As there is no need to establish motives for each character the focus instead is on developing our understanding of their personalities and instincts. This is managed through showing their differing opinions on matters like how they should handle the servants and their expectations from the estate or how they should handle the discovery of a body. I felt these disagreements, though sometimes quite small and apparently insignificant, between the characters gave insight into each character and what they would be capable of.
While Wallis creates several credible suspects it should be said that he does undo a little of his good work by the way he uses the omniscient narration to provide us with information we could not otherwise have known based on what we have witnessed up to that point. Sometimes, such as with the revelation that the elderly woman had been killed, this information can and should be welcomed as advancing our understanding and allowing the reader knowledge that gives them an advantage over Inspector Jacks (who approaches the case from the base assumption that it was a natural death) but there are times later in the story where he reveals a character’s innocence through sharing their state of mind, significantly reducing the field of suspects.
I would add that though Wallis develops a strong cast of suspects and people involved in this case, his series detective feels a little bland and uninteresting. Attempts to provide us with a little insight into his tastes when off duty add little to readers’ understanding of the character while he can seem curiously passive at points in the case when it seems likely that further murder attempts might be made.
It may be that previous stories provide a stronger sense of his character and personality and this may be presuming prior knowledge of the character but there is little here to capture the imagination or make you feel you know him. There is nothing here to hate or even really dislike but it does feel odd to spend as much time as the reader does with him without even knowing him a little.

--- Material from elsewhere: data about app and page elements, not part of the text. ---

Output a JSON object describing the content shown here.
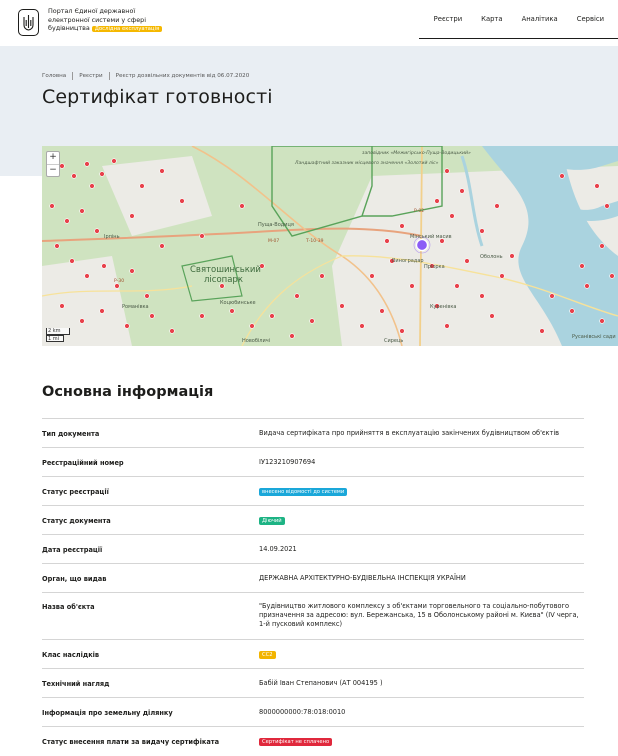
{
  "header": {
    "brand_line1": "Портал Єдиної державної",
    "brand_line2": "електронної системи у сфері",
    "brand_line3": "будівництва",
    "pilot_badge": "Дослідна експлуатація",
    "nav": [
      "Реєстри",
      "Карта",
      "Аналітика",
      "Сервіси"
    ]
  },
  "breadcrumb": [
    "Головна",
    "Реєстри",
    "Реєстр дозвільних документів від 06.07.2020"
  ],
  "page_title": "Сертифікат готовності",
  "map": {
    "zoom_in": "+",
    "zoom_out": "−",
    "scale_km": "2 km",
    "scale_mi": "1 mi",
    "labels": {
      "sviatoshynskyi": "Святошинський",
      "lisopark": "лісопарк",
      "pushcha": "Пуща-Водиця",
      "irpin": "Ірпінь",
      "romanivka": "Романівка",
      "kotsiubynske": "Коцюбинське",
      "novobilychi": "Новобіличі",
      "vynohradar": "Виноградар",
      "minskyi": "Мінський масив",
      "obolon": "Оболонь",
      "priorka": "Пріорка",
      "kurenivka": "Куренівка",
      "syrets": "Сирець",
      "rusanivski": "Русанівські сади",
      "zolotyi": "Ландшафтний заказник місцевого значення «Золотий ліс»",
      "mezhyhirsko": "заповідник «Межигірсько-Пуща-Водицький»",
      "m07": "М-07",
      "t1039": "Т-10-39",
      "p02": "Р-02",
      "p30": "Р-30"
    }
  },
  "section_title": "Основна інформація",
  "rows": [
    {
      "key": "Тип документа",
      "value": "Видача сертифіката про прийняття в експлуатацію закінчених будівництвом об'єктів"
    },
    {
      "key": "Реєстраційний номер",
      "value": "ІУ123210907694"
    },
    {
      "key": "Статус реєстрації",
      "pill": "внесено відомості до системи",
      "pill_color": "#1aa7d9"
    },
    {
      "key": "Статус документа",
      "pill": "Діючий",
      "pill_color": "#1db384"
    },
    {
      "key": "Дата реєстрації",
      "value": "14.09.2021"
    },
    {
      "key": "Орган, що видав",
      "value": "ДЕРЖАВНА АРХІТЕКТУРНО-БУДІВЕЛЬНА ІНСПЕКЦІЯ УКРАЇНИ"
    },
    {
      "key": "Назва об'єкта",
      "value": "\"Будівництво житлового комплексу з об'єктами торговельного та соціально-побутового призначення за адресою: вул. Бережанська, 15 в Оболонському районі м. Києва\" (IV черга, 1-й пусковий комплекс)"
    },
    {
      "key": "Клас наслідків",
      "pill": "СС2",
      "pill_color": "#f2b400"
    },
    {
      "key": "Технічний нагляд",
      "value": "Бабій Іван Степанович (АТ 004195 )"
    },
    {
      "key": "Інформація про земельну ділянку",
      "value": "8000000000:78:018:0010"
    },
    {
      "key": "Статус внесення плати за видачу сертифіката",
      "pill": "Сертифікат не сплачено",
      "pill_color": "#e0283c"
    }
  ],
  "colors": {
    "accent": "#f5b800",
    "hero_bg": "#e9eef3",
    "map_green": "#cfe3c0",
    "marker": "#e8414b"
  }
}
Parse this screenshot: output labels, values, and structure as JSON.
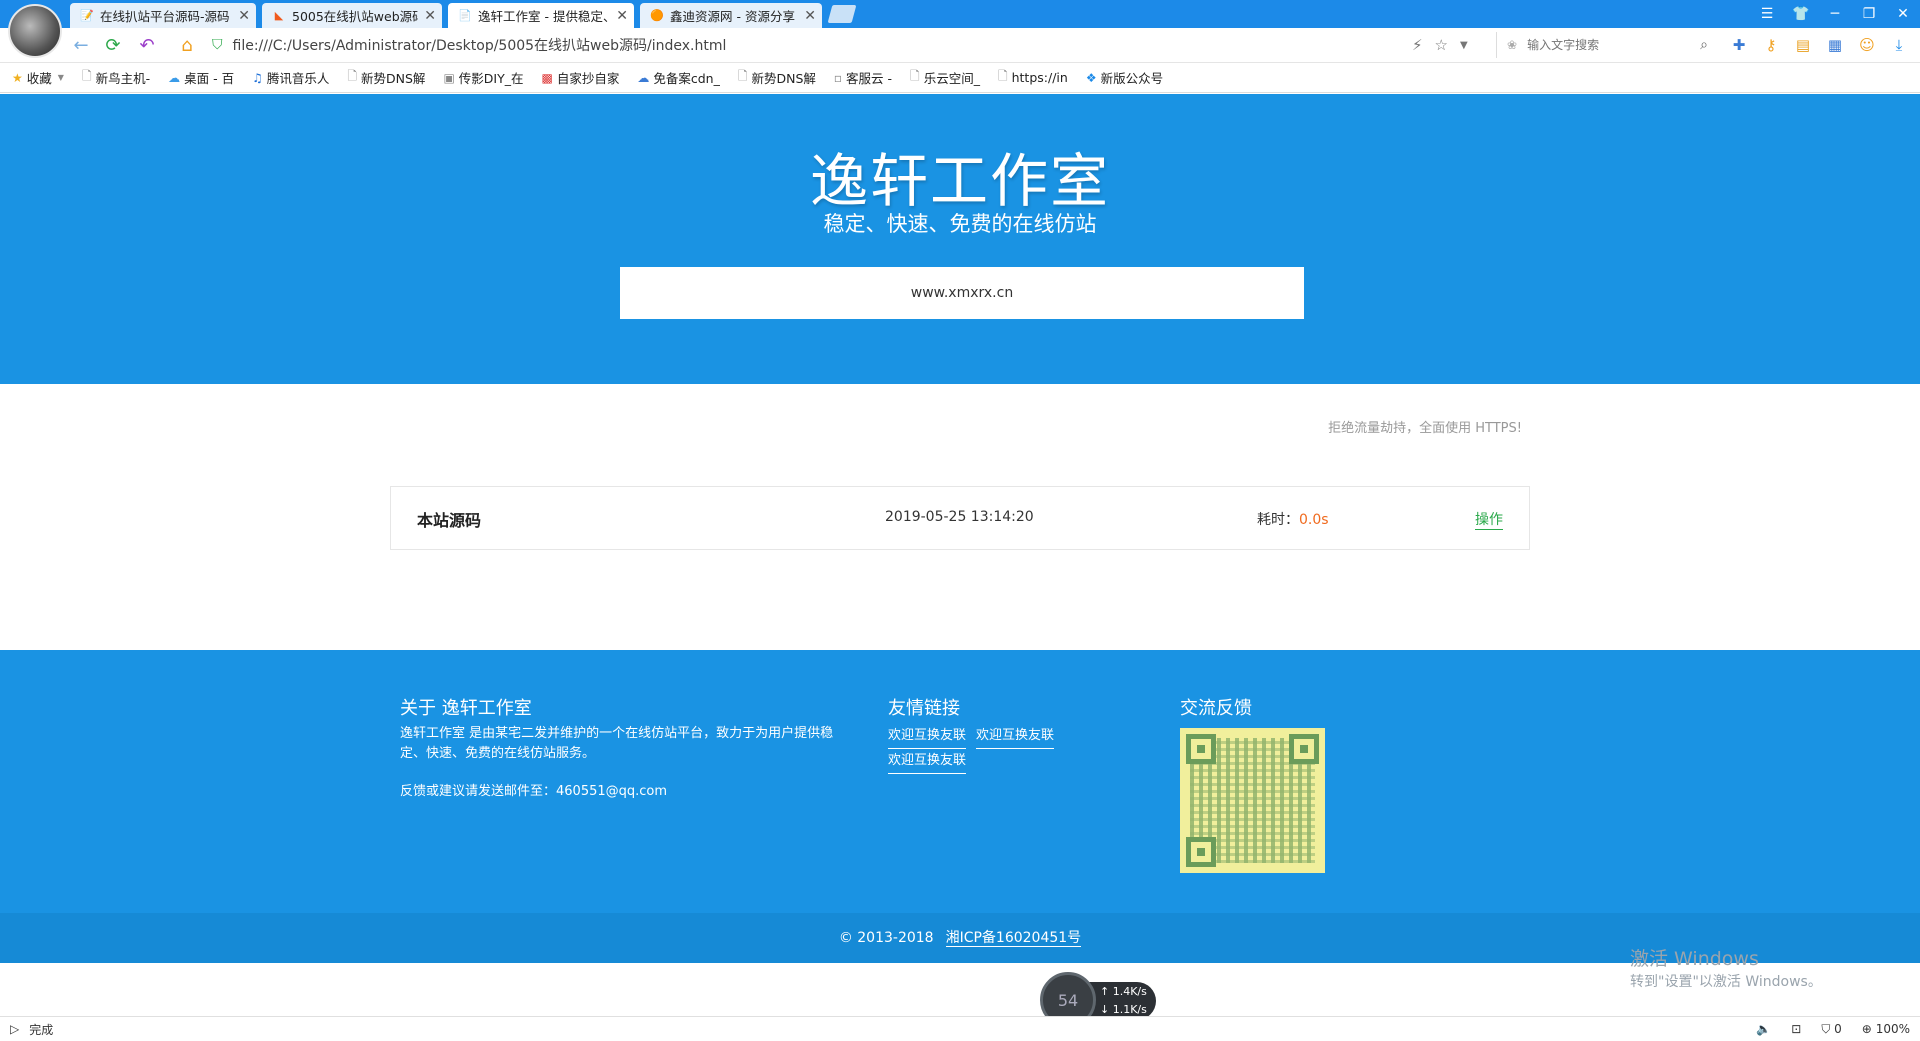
{
  "tabs": [
    {
      "title": "在线扒站平台源码-源码",
      "icon": "📝"
    },
    {
      "title": "5005在线扒站web源码",
      "icon": "◣"
    },
    {
      "title": "逸轩工作室 - 提供稳定、",
      "icon": "📄"
    },
    {
      "title": "鑫迪资源网 - 资源分享",
      "icon": "🟠"
    }
  ],
  "address": {
    "url": "file:///C:/Users/Administrator/Desktop/5005在线扒站web源码/index.html",
    "search_placeholder": "输入文字搜索"
  },
  "bookmarks": [
    "收藏",
    "新鸟主机-",
    "桌面 - 百",
    "腾讯音乐人",
    "新势DNS解",
    "传影DIY_在",
    "自家抄自家",
    "免备案cdn_",
    "新势DNS解",
    "客服云 -",
    "乐云空间_",
    "https://in",
    "新版公众号"
  ],
  "hero": {
    "title": "逸轩工作室",
    "subtitle": "稳定、快速、免费的在线仿站",
    "url_value": "www.xmxrx.cn"
  },
  "notice": "拒绝流量劫持，全面使用 HTTPS!",
  "result": {
    "name": "本站源码",
    "time": "2019-05-25 13:14:20",
    "cost_label": "耗时：",
    "cost_value": "0.0s",
    "action": "操作"
  },
  "footer": {
    "about_title": "关于 逸轩工作室",
    "about_text": "逸轩工作室 是由某宅二发并维护的一个在线仿站平台，致力于为用户提供稳定、快速、免费的在线仿站服务。",
    "about_mail": "反馈或建议请发送邮件至：460551@qq.com",
    "links_title": "友情链接",
    "links": [
      "欢迎互换友联",
      "欢迎互换友联",
      "欢迎互换友联"
    ],
    "feedback_title": "交流反馈"
  },
  "copyright": {
    "text": "© 2013-2018",
    "icp": "湘ICP备16020451号"
  },
  "activation": {
    "line1": "激活 Windows",
    "line2": "转到\"设置\"以激活 Windows。"
  },
  "speed": {
    "center": "54",
    "up": "1.4K/s",
    "down": "1.1K/s"
  },
  "status": {
    "text": "完成",
    "count": "0",
    "zoom": "100%"
  }
}
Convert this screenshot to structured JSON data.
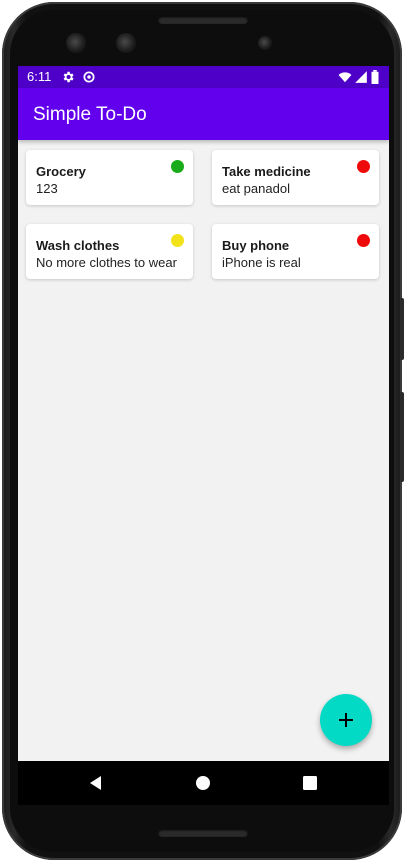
{
  "status_bar": {
    "time": "6:11",
    "background": "#4e00c8",
    "icons": [
      "settings-icon",
      "data-saver-icon",
      "wifi-icon",
      "cell-signal-icon",
      "battery-icon"
    ]
  },
  "app_bar": {
    "title": "Simple To-Do",
    "background": "#6200ee"
  },
  "tasks": [
    {
      "title": "Grocery",
      "description": "123",
      "status_color": "#1aab1a",
      "status": "green"
    },
    {
      "title": "Take medicine",
      "description": "eat panadol",
      "status_color": "#ee0a0a",
      "status": "red"
    },
    {
      "title": "Wash clothes",
      "description": "No more clothes to wear",
      "status_color": "#f2e21a",
      "status": "yellow"
    },
    {
      "title": "Buy phone",
      "description": "iPhone is real",
      "status_color": "#ee0a0a",
      "status": "red"
    }
  ],
  "fab": {
    "icon": "add-icon",
    "color": "#03dac5"
  },
  "nav": {
    "buttons": [
      "back-icon",
      "home-icon",
      "recents-icon"
    ]
  }
}
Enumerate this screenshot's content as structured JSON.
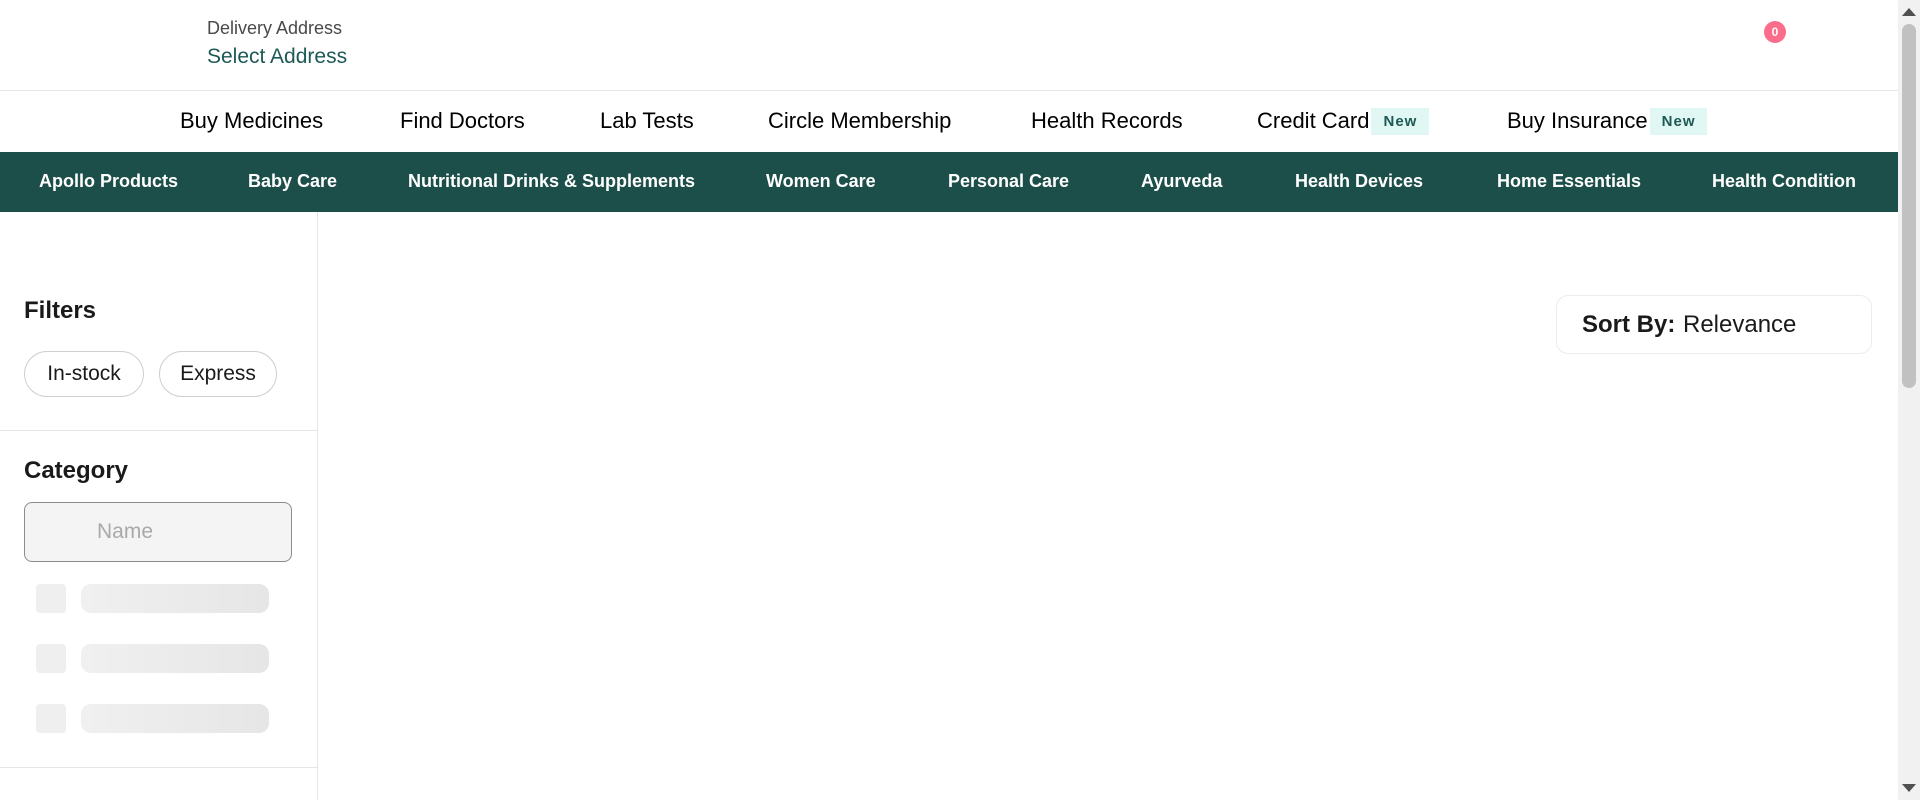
{
  "header": {
    "delivery_label": "Delivery Address",
    "delivery_value": "Select Address",
    "cart_count": "0"
  },
  "primary_nav": [
    {
      "label": "Buy Medicines"
    },
    {
      "label": "Find Doctors"
    },
    {
      "label": "Lab Tests"
    },
    {
      "label": "Circle Membership"
    },
    {
      "label": "Health Records"
    },
    {
      "label": "Credit Card",
      "badge": "New"
    },
    {
      "label": "Buy Insurance",
      "badge": "New"
    }
  ],
  "category_bar": [
    "Apollo Products",
    "Baby Care",
    "Nutritional Drinks & Supplements",
    "Women Care",
    "Personal Care",
    "Ayurveda",
    "Health Devices",
    "Home Essentials",
    "Health Condition"
  ],
  "filters": {
    "title": "Filters",
    "chips": [
      "In-stock",
      "Express"
    ]
  },
  "category": {
    "title": "Category",
    "search_placeholder": "Name",
    "search_value": ""
  },
  "sort": {
    "label": "Sort By:",
    "value": "Relevance"
  },
  "colors": {
    "brand_dark": "#1c4f4a",
    "accent_teal": "#1d5a55",
    "badge_bg": "#e0f7f4",
    "cart_badge": "#fb6e8b"
  }
}
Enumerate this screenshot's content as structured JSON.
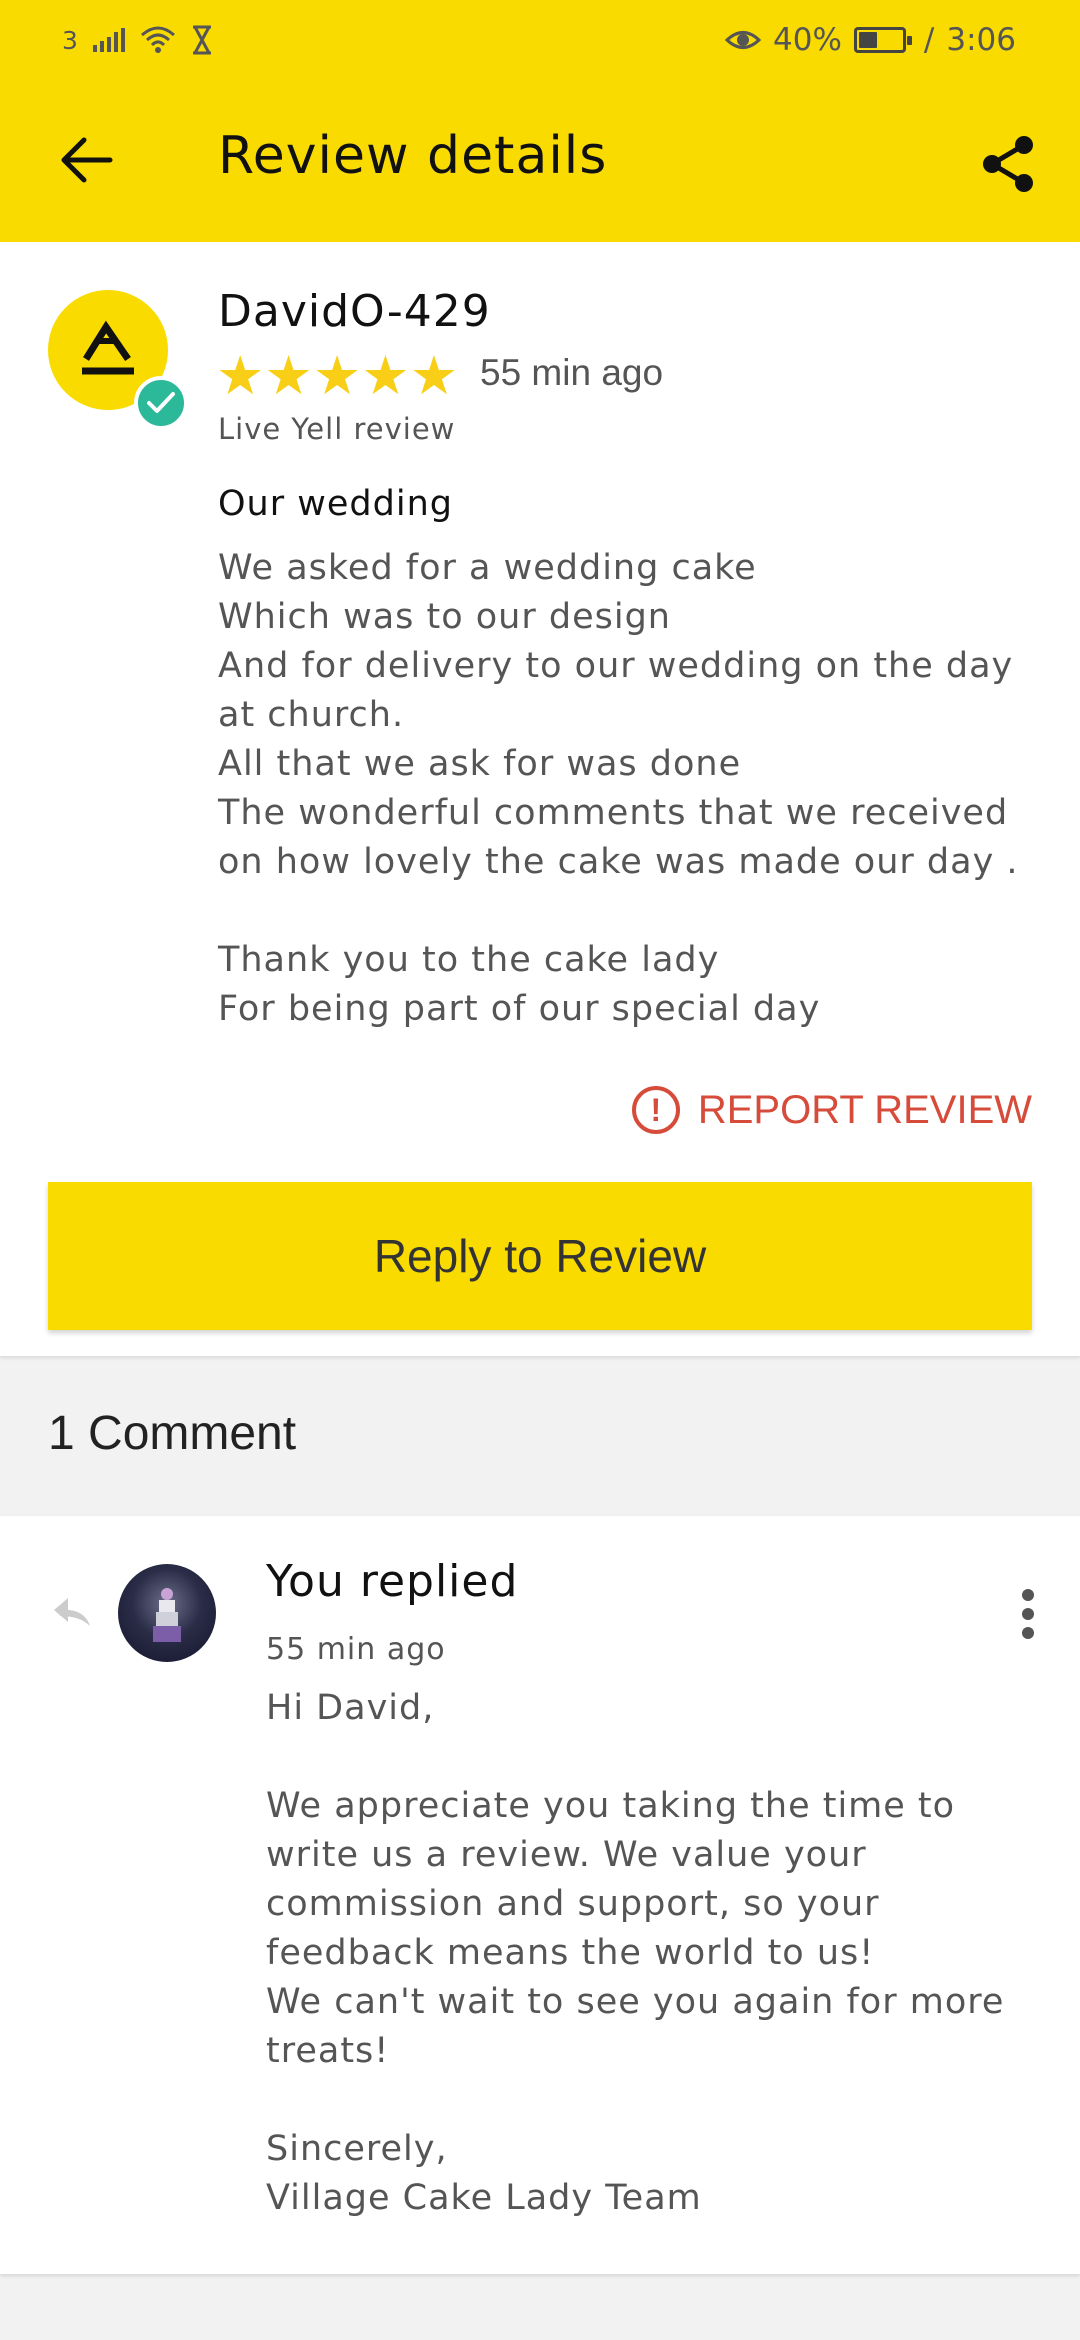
{
  "status_bar": {
    "carrier": "3",
    "battery_percent": "40%",
    "time": "3:06",
    "battery_level": 0.4
  },
  "header": {
    "title": "Review details",
    "back_icon": "arrow-left-icon",
    "share_icon": "share-icon"
  },
  "review": {
    "author": "DavidO-429",
    "rating": 5,
    "stars": [
      "★",
      "★",
      "★",
      "★",
      "★"
    ],
    "time_ago": "55 min ago",
    "source": "Live Yell review",
    "title": "Our wedding",
    "body": "We asked for a wedding cake\nWhich was to our design\nAnd for delivery to our wedding on the day at church.\nAll that we ask for was done\nThe wonderful comments that we received on how lovely the cake was made our day .\n\nThank you to the cake lady\nFor being part of our special day",
    "report_label": "REPORT REVIEW",
    "report_icon_glyph": "!",
    "reply_label": "Reply to Review"
  },
  "comments": {
    "header": "1 Comment",
    "items": [
      {
        "author": "You replied",
        "time_ago": "55 min ago",
        "body": "Hi David,\n\nWe appreciate you taking the time to write us a review. We value your commission and support, so your feedback means the world to us!\nWe can't wait to see you again for more treats!\n\nSincerely,\nVillage Cake Lady Team"
      }
    ]
  },
  "colors": {
    "brand_yellow": "#fadb00",
    "star_yellow": "#f8cf16",
    "report_red": "#d64b3a",
    "verified_green": "#2bb99a"
  }
}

In terms of the plotting of the mystery, I think Wallis’ efforts are largely successful and I was pleasantly surprised to find it was constructed around a real puzzle for the readers to solve. The clues are clever and are laid out pretty clearly for the reader though it is possible that they miss the significance of information.
That does not mean that every aspect of the solution made perfect sense – I had questions about one character’s actions prior to the murder though I did manage to make up an explanation for myself of how it all came together. Still, for the most part I think the setups and executions of each development in the mystery worked well and I think Wallis brings them together with a clever, if rather fantastic, explanation at the end.
I have read several mystery novels by Wallis at this point and I feel quite comfortable saying that his is quite comfortably his strongest effort. It boasts a strong puzzle mystery and some exciting twists and turns all born out of its engaging premise and interesting mix of characters. It is, of course, not perfect and I certainly wouldn’t advise breaking the bank for it but it is definitely worth a read should you ever stumble upon a copy.
Vintage Mysteries Challenge: At least two deaths with different means (How)